Alejandro at Knewton briefly explains item response theory, a method for scoring exams. (Say two students get 9 out of 10 on an exam; one misses the easiest question, one the hardest. Which one is better at what the exam tests?)
Nate Silver, of fivethirtyeight, has launched the 2012 presidential election forecast.
Tim Gowers asks How should mathematics be taught to non-mathematicians? The post is motivated by certain proposed changes to secondary education in the UK, to introduce courses in “Uses of Mathematics”, but most of the post is devoted to suggesting the sort of questions that students in such courses would be able to answer, and you don’t need to know anything about the UK education system to appreciate these.
A graph in a glass: a machine that turns the distributions of fruits mentioned on Twitter into smoothies. (I’d prefer a pie chart made of actual pie.)

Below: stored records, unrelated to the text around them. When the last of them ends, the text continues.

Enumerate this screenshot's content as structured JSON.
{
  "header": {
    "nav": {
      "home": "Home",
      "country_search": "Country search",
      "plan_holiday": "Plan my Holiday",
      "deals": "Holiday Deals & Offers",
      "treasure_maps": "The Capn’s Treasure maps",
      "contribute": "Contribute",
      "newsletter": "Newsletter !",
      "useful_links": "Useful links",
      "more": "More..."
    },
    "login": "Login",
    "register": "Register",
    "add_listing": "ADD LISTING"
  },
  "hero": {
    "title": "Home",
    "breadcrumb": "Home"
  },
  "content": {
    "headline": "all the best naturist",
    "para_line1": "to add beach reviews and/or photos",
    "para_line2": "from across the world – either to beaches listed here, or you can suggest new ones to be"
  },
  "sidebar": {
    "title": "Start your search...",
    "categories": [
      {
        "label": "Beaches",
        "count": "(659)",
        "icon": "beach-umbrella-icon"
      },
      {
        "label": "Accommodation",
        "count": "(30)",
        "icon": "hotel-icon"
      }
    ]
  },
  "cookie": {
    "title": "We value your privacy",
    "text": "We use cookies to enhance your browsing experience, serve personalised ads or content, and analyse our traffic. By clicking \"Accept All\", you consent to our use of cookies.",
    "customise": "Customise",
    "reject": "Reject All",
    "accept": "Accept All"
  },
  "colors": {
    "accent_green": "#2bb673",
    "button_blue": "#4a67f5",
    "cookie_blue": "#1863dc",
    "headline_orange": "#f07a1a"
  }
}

Distributional footprints of deceptive product reviews. Some companies soliciting people to write fake reviews of their products get too greedy, and this can be detected.
High school kids are assholes. (Not the actual title, which is “friendship networks and social status”.) In brief: “In every network, without exception, we find that there exists a ranking of participants, from low to high, such that almost all unreciprocated friendships consist of a lower-ranked individual claiming friendship with a higher-ranked one.” Perhaps I’d have more to say if the subject if this paper were emotionally neutral, but I’m not in the mood to dredge up painful memories.
I’m looking for a job, in the SF Bay Area. See my linkedin profile.